06 Apr. 2013The Mirror, Police chief Peter Spindler quits Operation Yewtree celebrity sex abuse inquiry for watchdog role: “Scotland Yard commander Peter Spindler has dramatically quit in the middle of the high-profile investigation into Jimmy Savile and other celebrities, the Sunday People reports. The decision has surprised insiders who expected Spindler to see Operation Yewtree through to the finish. He had overseen a string of high-profile arrests, including Freddie Starr, 70, Jim Davidson, 59, and Max Clifford, 70. But last week Spindler began a two-year secondment to the police watchdog Her Majesty’s Inspectorate of Constabulary, the investigative website Exaro and the Sunday People have learned. Det Chief Supt Hamish Campbell, who led the Jill Dando murder inquiry, has temporarily been put in charge of Yewtree. Spindler, a politics graduate from Warwick university, was the public face of the Met’s investigation into Savile and famously said that the ­disgraced BBC presenter had “groomed the nation”. The Met’s report into Savile, who died in 2011 aged 84, revealed more than 200 criminal offences, including 34 rapes. But Spindler has faced criticism over the strategy of arresting people – 12 so far, including celebrities – when in some cases there ­appears to be insufficient ­evidence to bring charges. Spindler also had ­responsibility for Operations Fernbridge and Fairbank, investigating ­other high-profile figures allegedly linked to child abuse. A Met spokeswoman confirmed his departure, telling Exaro: “He has just decided to take up this new post,” adding, “That was his desire.”
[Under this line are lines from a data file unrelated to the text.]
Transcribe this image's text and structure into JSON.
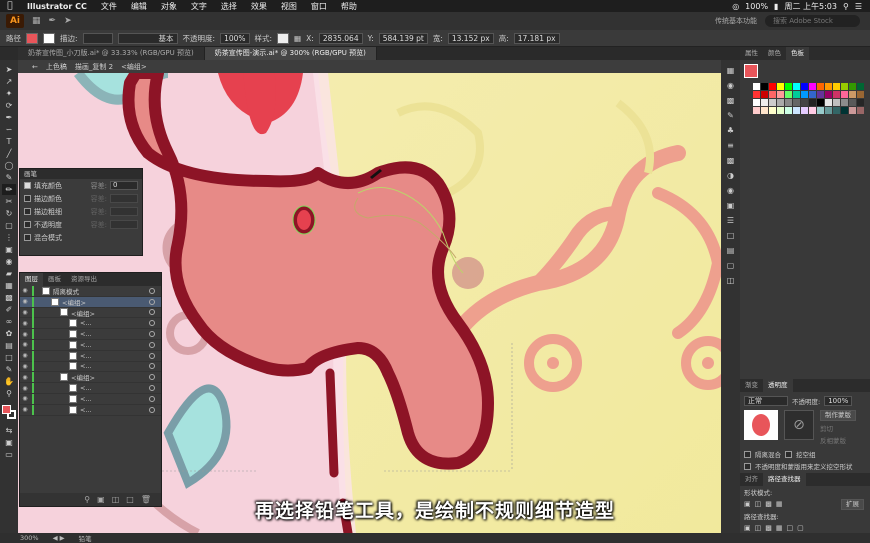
{
  "menubar": {
    "app": "Illustrator CC",
    "items": [
      "文件",
      "编辑",
      "对象",
      "文字",
      "选择",
      "效果",
      "视图",
      "窗口",
      "帮助"
    ],
    "battery": "100%",
    "clock": "周二 上午5:03"
  },
  "appbar": {
    "logo": "Ai",
    "workspace": "传统基本功能",
    "search_placeholder": "搜索 Adobe Stock"
  },
  "control": {
    "object": "路径",
    "stroke_label": "描边:",
    "stroke_style": "基本",
    "opacity_label": "不透明度:",
    "opacity": "100%",
    "style_label": "样式:",
    "x_label": "X:",
    "x": "2835.064",
    "y_label": "Y:",
    "y": "584.139 pt",
    "w_label": "宽:",
    "w": "13.152 px",
    "h_label": "高:",
    "h": "17.181 px",
    "fill_color": "#e8555a"
  },
  "tabs": [
    {
      "label": "奶茶宣传图_小刀版.ai* @ 33.33% (RGB/GPU 预览)",
      "active": false
    },
    {
      "label": "奶茶宣传图-演示.ai* @ 300% (RGB/GPU 预览)",
      "active": true
    }
  ],
  "breadcrumb": [
    "上色稿",
    "描画_复制 2",
    "<编组>"
  ],
  "brush_panel": {
    "title": "画笔",
    "rows": [
      {
        "label": "填充颜色",
        "checked": true,
        "key": "容差:",
        "value": "0"
      },
      {
        "label": "描边颜色",
        "checked": false,
        "key": "容差:",
        "value": ""
      },
      {
        "label": "描边粗细",
        "checked": false,
        "key": "容差:",
        "value": ""
      },
      {
        "label": "不透明度",
        "checked": false,
        "key": "容差:",
        "value": ""
      },
      {
        "label": "混合模式",
        "checked": false,
        "key": "",
        "value": ""
      }
    ]
  },
  "layers_panel": {
    "tabs": [
      "图层",
      "画板",
      "资源导出"
    ],
    "rows": [
      {
        "name": "隔离模式",
        "indent": 0,
        "selected": false
      },
      {
        "name": "<编组>",
        "indent": 1,
        "selected": true
      },
      {
        "name": "<编组>",
        "indent": 2,
        "selected": false
      },
      {
        "name": "<...",
        "indent": 3,
        "selected": false
      },
      {
        "name": "<...",
        "indent": 3,
        "selected": false
      },
      {
        "name": "<...",
        "indent": 3,
        "selected": false
      },
      {
        "name": "<...",
        "indent": 3,
        "selected": false
      },
      {
        "name": "<...",
        "indent": 3,
        "selected": false
      },
      {
        "name": "<编组>",
        "indent": 2,
        "selected": false
      },
      {
        "name": "<...",
        "indent": 3,
        "selected": false
      },
      {
        "name": "<...",
        "indent": 3,
        "selected": false
      },
      {
        "name": "<...",
        "indent": 3,
        "selected": false
      }
    ]
  },
  "swatches": {
    "tabs": [
      "属性",
      "颜色",
      "色板"
    ],
    "colors": [
      "#ffffff",
      "#000000",
      "#ff0000",
      "#ffff00",
      "#00ff00",
      "#00ffff",
      "#0000ff",
      "#ff00ff",
      "#ff6600",
      "#ff9900",
      "#ffcc00",
      "#99cc00",
      "#339900",
      "#006633",
      "#ff3333",
      "#cc0000",
      "#ff6666",
      "#ff9999",
      "#66ff66",
      "#00cc99",
      "#0099ff",
      "#3366cc",
      "#663399",
      "#990066",
      "#cc3366",
      "#ff6699",
      "#cc9966",
      "#996633",
      "#ffffff",
      "#eeeeee",
      "#cccccc",
      "#aaaaaa",
      "#888888",
      "#666666",
      "#444444",
      "#222222",
      "#000000",
      "#e6e6e6",
      "#bfbfbf",
      "#8c8c8c",
      "#595959",
      "#262626",
      "#ffcccc",
      "#ffe5cc",
      "#ffffcc",
      "#e5ffcc",
      "#ccffe5",
      "#cce5ff",
      "#e5ccff",
      "#ffcce5",
      "#99cccc",
      "#669999",
      "#336666",
      "#003333",
      "#cc9999",
      "#996666"
    ]
  },
  "transparency": {
    "tabs": [
      "渐变",
      "透明度"
    ],
    "mode": "正常",
    "opacity_label": "不透明度:",
    "opacity": "100%",
    "make_mask": "制作蒙版",
    "clip": "剪切",
    "invert": "反相蒙版",
    "isolate": "隔离混合",
    "knockout": "挖空组",
    "opacity_mask": "不透明度和蒙版用来定义挖空形状"
  },
  "pathfinder": {
    "tabs": [
      "对齐",
      "路径查找器"
    ],
    "shape_modes": "形状模式:",
    "expand": "扩展",
    "pathfinders": "路径查找器:"
  },
  "status": {
    "zoom": "300%",
    "tool": "铅笔"
  },
  "subtitle": "再选择铅笔工具，是绘制不规则细节造型"
}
22 Jan. 2014DailyMail, Caribbean island gun police kill one civilian EVERY day: Calls for inquiry into claims of alleged 'death squads' on Jamaica: “A former Scotland Yard murder squad chief is already conducting an independent investigation into dozens of fatal police shootings in Jamaica – more than half of which are said to be suspicious. Ex Detective Chief Superintendent Hamish Campbell moved there six months ago, shortly after retiring from the Metropolitan Police. He describes the number of police killings on the island as ‘just incredible’. In response to claims of death squads in the Jamaica Constabulary Force he told the Mail there was a widespread belief that the police were killing people because they knew they wouldn’t get them into court….”